To be measurable, objectives must be verifiable. At the end of the period, how do I know if the objective has been accomplished? Example, Non verifiable Objectives: To make a reasonable profit. Verifiable Objectives: To achieve a return on investment of 12% at the end of the current fiscal year.
Checklist for Manager Objectives
1. Do the objectives cover the main features of may job?
2. Is the list of objectives too long? If so, can I combine some objectives?
3. Are the objectives verifiable?

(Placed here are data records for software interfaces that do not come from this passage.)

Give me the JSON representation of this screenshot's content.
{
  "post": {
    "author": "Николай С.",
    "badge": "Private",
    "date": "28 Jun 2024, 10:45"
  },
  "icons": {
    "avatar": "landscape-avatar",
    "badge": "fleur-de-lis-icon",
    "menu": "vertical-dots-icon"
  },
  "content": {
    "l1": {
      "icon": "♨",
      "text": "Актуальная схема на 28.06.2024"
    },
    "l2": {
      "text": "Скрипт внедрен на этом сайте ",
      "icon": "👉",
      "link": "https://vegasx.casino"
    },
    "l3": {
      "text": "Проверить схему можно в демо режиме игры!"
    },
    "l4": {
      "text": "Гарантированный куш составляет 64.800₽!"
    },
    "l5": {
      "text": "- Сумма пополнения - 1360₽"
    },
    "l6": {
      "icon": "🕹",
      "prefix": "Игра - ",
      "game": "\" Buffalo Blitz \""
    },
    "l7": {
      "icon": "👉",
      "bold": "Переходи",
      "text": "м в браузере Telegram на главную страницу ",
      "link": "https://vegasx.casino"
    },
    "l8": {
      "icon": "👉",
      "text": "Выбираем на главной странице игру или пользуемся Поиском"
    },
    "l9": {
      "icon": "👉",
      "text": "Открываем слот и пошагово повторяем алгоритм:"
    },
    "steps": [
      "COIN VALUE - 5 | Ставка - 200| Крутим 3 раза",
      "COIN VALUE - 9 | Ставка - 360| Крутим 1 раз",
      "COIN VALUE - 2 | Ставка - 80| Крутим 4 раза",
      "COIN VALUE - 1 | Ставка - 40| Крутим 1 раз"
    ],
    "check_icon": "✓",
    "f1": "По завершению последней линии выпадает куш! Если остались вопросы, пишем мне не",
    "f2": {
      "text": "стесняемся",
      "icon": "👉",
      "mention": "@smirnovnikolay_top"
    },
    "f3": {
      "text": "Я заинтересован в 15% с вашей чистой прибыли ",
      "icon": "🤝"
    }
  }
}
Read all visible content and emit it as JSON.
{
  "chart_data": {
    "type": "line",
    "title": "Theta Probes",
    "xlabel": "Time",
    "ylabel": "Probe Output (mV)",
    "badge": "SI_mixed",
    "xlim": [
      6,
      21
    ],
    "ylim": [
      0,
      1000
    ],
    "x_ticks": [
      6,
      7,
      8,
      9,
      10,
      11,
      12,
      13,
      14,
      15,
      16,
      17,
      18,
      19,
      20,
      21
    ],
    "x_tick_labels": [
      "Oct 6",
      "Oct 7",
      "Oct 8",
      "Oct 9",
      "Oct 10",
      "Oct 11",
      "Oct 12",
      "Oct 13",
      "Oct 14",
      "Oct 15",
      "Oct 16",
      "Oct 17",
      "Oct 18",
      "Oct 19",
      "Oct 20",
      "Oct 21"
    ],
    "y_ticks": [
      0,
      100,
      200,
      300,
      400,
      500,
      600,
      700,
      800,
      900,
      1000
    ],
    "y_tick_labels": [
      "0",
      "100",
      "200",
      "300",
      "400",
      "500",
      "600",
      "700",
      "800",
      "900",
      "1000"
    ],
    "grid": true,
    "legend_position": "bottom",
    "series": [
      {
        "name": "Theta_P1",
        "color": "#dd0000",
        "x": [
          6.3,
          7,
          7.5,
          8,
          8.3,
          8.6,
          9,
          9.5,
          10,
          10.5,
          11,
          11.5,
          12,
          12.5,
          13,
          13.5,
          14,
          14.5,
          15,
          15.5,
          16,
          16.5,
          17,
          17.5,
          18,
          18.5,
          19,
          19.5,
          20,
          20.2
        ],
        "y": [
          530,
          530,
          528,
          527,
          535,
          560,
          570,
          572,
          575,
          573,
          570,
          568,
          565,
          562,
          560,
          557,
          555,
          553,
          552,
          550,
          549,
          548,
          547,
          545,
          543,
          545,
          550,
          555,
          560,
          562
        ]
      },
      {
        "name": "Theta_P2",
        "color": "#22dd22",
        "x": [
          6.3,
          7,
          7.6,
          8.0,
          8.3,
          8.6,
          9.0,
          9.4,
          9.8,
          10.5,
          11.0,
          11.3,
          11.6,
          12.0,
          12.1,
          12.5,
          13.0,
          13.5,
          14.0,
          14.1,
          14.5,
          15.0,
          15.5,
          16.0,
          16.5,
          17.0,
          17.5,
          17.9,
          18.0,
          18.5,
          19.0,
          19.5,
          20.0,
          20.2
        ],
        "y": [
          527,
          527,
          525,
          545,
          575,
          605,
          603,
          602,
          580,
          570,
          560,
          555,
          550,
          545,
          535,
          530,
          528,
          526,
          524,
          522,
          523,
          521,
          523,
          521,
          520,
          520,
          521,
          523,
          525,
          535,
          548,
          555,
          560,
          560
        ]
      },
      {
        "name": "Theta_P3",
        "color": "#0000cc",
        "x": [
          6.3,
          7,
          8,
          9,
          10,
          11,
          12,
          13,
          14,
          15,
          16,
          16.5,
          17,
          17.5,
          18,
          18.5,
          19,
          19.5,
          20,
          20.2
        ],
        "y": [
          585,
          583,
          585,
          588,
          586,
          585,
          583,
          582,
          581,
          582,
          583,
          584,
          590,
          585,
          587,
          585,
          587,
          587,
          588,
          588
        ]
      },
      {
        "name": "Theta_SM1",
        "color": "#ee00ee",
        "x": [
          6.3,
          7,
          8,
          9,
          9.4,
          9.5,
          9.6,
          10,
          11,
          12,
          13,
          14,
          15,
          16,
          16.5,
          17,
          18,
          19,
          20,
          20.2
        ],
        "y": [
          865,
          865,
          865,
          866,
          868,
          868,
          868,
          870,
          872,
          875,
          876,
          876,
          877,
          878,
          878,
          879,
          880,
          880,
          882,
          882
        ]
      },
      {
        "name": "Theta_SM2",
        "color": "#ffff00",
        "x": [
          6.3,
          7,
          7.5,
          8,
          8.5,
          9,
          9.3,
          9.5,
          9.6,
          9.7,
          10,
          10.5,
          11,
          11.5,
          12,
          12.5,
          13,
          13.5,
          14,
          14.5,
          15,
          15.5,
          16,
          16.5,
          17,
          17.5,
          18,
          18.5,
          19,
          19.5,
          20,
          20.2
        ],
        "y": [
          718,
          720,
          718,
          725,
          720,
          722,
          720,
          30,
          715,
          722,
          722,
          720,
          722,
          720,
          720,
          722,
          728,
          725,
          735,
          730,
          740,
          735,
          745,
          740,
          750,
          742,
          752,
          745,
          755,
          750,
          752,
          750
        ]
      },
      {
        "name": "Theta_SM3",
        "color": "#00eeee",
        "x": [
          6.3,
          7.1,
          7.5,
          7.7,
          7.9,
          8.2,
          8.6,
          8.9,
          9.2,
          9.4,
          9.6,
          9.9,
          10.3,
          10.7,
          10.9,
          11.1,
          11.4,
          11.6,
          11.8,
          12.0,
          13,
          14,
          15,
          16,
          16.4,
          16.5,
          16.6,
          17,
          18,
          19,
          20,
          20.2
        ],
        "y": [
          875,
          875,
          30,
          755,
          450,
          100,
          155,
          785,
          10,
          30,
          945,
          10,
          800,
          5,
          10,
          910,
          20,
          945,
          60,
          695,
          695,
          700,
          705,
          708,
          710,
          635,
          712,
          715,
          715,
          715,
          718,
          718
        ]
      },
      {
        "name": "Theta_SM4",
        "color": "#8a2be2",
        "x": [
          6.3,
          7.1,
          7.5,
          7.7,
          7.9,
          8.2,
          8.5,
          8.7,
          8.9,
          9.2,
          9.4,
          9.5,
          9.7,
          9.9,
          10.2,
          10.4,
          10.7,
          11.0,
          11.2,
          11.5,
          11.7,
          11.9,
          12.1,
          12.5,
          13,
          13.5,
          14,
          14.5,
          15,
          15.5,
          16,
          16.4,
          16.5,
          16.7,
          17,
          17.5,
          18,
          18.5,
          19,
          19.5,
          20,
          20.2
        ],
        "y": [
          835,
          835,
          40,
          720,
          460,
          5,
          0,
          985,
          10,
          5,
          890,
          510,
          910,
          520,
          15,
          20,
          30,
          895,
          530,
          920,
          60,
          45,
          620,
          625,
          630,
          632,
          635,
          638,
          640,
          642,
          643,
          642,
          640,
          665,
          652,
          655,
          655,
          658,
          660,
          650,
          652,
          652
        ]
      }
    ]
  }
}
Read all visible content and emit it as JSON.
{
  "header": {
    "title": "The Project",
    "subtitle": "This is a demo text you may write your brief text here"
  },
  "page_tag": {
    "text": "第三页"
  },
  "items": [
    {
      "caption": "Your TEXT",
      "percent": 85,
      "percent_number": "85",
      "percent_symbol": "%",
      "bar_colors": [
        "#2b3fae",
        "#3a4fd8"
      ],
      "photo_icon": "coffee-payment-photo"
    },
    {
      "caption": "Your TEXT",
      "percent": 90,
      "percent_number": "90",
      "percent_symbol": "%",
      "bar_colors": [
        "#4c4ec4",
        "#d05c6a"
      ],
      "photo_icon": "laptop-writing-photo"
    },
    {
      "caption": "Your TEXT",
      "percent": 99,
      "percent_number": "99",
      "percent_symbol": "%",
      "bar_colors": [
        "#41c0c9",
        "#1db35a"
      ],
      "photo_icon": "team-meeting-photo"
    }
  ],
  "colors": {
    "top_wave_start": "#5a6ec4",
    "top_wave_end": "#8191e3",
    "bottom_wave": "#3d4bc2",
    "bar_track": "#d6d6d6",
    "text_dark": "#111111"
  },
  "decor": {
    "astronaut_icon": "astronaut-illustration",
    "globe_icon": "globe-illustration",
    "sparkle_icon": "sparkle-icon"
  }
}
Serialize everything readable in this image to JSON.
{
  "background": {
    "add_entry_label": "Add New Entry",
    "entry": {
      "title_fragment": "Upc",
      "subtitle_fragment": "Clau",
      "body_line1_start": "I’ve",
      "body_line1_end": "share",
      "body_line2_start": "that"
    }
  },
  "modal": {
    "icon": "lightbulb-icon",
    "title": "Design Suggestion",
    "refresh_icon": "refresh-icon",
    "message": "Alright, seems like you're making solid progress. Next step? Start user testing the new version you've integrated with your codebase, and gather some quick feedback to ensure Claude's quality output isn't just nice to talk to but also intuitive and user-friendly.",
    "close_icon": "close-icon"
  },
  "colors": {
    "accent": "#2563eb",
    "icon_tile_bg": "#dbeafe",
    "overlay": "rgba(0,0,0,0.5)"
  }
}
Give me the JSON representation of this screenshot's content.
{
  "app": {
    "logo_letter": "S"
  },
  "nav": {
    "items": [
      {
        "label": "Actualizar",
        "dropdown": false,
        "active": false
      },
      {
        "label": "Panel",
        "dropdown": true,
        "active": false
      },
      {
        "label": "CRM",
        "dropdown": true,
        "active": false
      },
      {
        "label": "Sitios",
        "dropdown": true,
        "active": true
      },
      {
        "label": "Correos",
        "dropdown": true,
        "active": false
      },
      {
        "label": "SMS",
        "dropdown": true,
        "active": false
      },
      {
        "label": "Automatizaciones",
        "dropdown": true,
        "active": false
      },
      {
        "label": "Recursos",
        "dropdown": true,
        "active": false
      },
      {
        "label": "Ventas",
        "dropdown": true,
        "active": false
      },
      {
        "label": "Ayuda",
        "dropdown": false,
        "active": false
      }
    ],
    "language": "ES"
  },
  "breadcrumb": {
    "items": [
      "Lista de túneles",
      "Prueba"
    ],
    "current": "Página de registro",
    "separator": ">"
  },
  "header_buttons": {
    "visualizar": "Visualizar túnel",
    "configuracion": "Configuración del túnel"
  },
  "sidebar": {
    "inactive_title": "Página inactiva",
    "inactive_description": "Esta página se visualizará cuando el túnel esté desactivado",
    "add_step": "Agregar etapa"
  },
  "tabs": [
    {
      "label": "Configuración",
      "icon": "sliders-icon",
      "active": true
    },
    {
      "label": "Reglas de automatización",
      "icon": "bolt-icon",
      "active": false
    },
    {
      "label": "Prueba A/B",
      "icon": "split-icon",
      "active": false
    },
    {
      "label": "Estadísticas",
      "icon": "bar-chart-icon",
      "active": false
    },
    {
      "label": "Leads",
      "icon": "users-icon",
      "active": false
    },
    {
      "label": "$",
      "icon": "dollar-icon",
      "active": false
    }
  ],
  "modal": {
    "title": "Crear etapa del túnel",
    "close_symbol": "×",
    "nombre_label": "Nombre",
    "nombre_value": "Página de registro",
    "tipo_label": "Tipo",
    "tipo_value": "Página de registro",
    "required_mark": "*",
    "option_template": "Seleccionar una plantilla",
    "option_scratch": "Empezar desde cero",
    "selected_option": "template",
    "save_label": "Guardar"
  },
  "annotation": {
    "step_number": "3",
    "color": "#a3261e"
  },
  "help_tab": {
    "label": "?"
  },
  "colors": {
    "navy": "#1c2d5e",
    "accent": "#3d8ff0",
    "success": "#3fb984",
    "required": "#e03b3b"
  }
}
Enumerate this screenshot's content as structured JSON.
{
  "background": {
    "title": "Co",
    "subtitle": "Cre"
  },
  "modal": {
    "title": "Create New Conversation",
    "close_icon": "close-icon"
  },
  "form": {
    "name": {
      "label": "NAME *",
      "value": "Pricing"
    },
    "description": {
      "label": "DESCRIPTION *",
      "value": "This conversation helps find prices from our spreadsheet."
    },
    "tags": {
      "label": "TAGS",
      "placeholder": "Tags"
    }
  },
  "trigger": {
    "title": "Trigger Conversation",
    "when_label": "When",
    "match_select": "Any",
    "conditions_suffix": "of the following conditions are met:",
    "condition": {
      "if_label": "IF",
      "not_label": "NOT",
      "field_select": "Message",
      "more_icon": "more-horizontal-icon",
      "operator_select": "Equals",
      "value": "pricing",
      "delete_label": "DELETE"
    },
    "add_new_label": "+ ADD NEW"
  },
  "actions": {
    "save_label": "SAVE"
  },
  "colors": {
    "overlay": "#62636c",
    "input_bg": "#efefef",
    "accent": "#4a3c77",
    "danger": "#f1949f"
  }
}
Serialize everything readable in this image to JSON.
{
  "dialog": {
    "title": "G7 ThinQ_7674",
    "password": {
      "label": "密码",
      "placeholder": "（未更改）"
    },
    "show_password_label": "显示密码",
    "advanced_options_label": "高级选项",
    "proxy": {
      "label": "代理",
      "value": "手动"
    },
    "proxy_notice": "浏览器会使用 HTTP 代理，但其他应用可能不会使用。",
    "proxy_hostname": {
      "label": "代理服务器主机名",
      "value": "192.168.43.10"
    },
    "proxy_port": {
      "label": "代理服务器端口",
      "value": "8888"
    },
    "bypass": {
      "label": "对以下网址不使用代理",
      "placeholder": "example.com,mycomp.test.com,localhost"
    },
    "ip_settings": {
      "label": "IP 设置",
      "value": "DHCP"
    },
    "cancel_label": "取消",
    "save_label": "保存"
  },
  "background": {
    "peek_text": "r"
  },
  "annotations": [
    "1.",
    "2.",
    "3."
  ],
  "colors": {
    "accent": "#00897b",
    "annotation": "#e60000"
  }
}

Whether or not they have been achieved?
4. Do the objective indicate:
a. Quantity (how much)?
b. Quality (how well or specific characteristic)?
c. Time (when)?
d. At what cost?
5. Are objectives challenging, yet reasonable?
6. Are priorities assigned to the objectives (ranking, weighting, etc)?
7. Does the set of objectives also included:
a. Improvement objectives?
b. Personal development objectives?
8. Are the objectives coordinated with those of other managers and organizational units? (Are they consistent with objectives of my superior, my department, the company)?
9. Have I communicated objectives to all who need to be informed?
10. Are the short-term objectives consistent with long-term aims?
11. Are assumptions underlying the objectives clearly identified?
12. Are the objectives expressed clearly, and they in writing?
13. Do the objectives provide for timely feedback so hat I can take any necessary corrective steps?
14. Are my resources and authority sufficient for achieving the objectives?
15. Have I given the individuals who are expected to accomplish objectives a chance to suggest their objectives?
16. Do my subordinates have control over aspects for which they are assigned responsibility?
06. Evolving Concepts in Management by objectives (MBO)
MBO is comprehensive managerial system that integrates many key managerial activities in a systematic manner that is consciously directed towards the effective and efficient achievement of organizational and individual objectives. Among benefits it result in better managing, often forcing mangers to clarify the structure of their organizations, encouraging people to commit themselves to their goals, helping them to develop effective controls. Some of it weaknesses are that managers sometimes fail to explain the philosophy of MBO to subordinates and give them guidelines for their goal setting. In addition, goals themselves are difficult to set, tend to be short-run and may become inflexible despite changes in the environment. People, in their search for veridicality, may overemphasize quantifiable goals.